The up-coming release has huge performance boost especially on the GAT model (19x) faster thanks to the kernel fusion. Compared with PyG, for small graphs (i.e, Cora, Citeseer and Pubmed), the computation and memory consumption stay the same, relatively invariant to the graph sizes. In this regime, the graph computation does not bottleneck the training and DGL has some slight, constant overhead compared with PyG. However, when evaluating on a much larger graph extracted from Reddit, PyG runs out of memory while DGL fits the graph quite easily.

We further perform some ablation studies using synthetic graphs.

We first vary the number of nodes in the graph with fixed graph density (0.0008), and test the training speed of GCN and GAT. DGL can train GCN on the graph with up to 500K nodes, twice larger than PyG. PyG is also 3.4x slower than DGL on the largest graph it can fits.

We then fix the number of nodes in the graph (32K), but vary the density of the graph. The result clearly shows the advantage of fused message passing. For both GCN and GAT, DGL can train on graphs with up to 8 times more edges and is 7.5x faster than PyG on the largest graph it can fits.

We also vary the hidden layer size and compare the performance on a median-sized graph (32K nodes with density 0.0008). For GCN, although PyG can fit the largest hidden size we tested, it is 4x slower than DGL. For GAT, PyG cannot train with hidden size of more than 32.

Finally, we push the limit to see how large is the graph can be trained on one machine with large CPU memory (AWS x1.32xlarge instance with 2TB memory).

#Nodes #Edges Times(s) Memory(GB)
5M 250M 4.7 8
50M 2.5B 46 75
500M 25B 505 740

The result shows that DGL can train a GCN model on graphs with up to 500M nodes and 25B edges.

What’s next?

The DGL team is very passionate about the bag of features to deliver on our future agenda.

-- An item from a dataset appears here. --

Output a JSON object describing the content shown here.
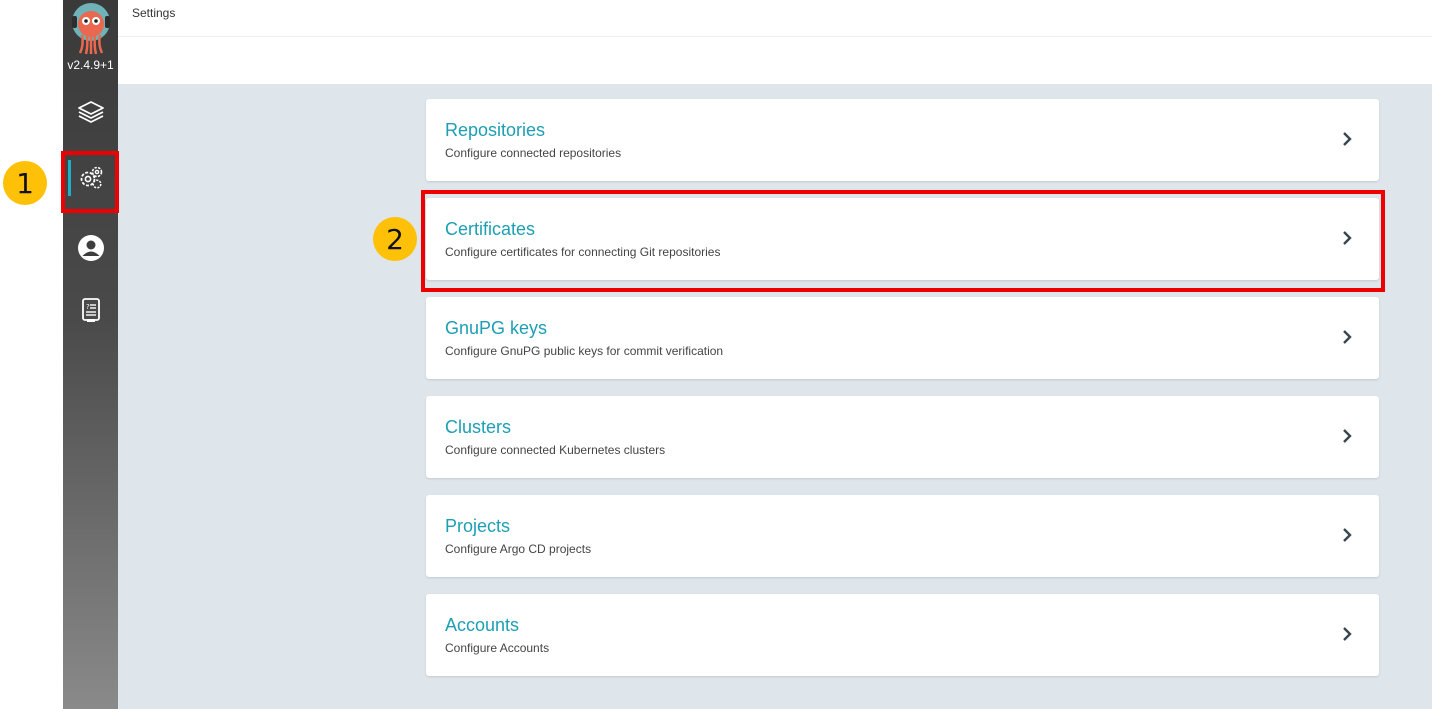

As a matter of fact, many of these have been in our mind since the intiation of the project. For example, the built-in functions have been our priority the whole time but they only shine with the help of kernel fusion. To shed some light on the directions we are working on:

  • A detailed demo and tutorial on how to reproduce the large graph experiement in this post on a large CPU machine.
  • Support for heterogenous graph.
  • Accelerate graph traversal and querying using GPU.

DGL always stays close with our users and we greatly value your feedback! To try out this new feature, simple as this: clone DGL’s repository, switch to kernel branch and build the library from source.

Please stay tuned for our next major release! More good stuff coming soon.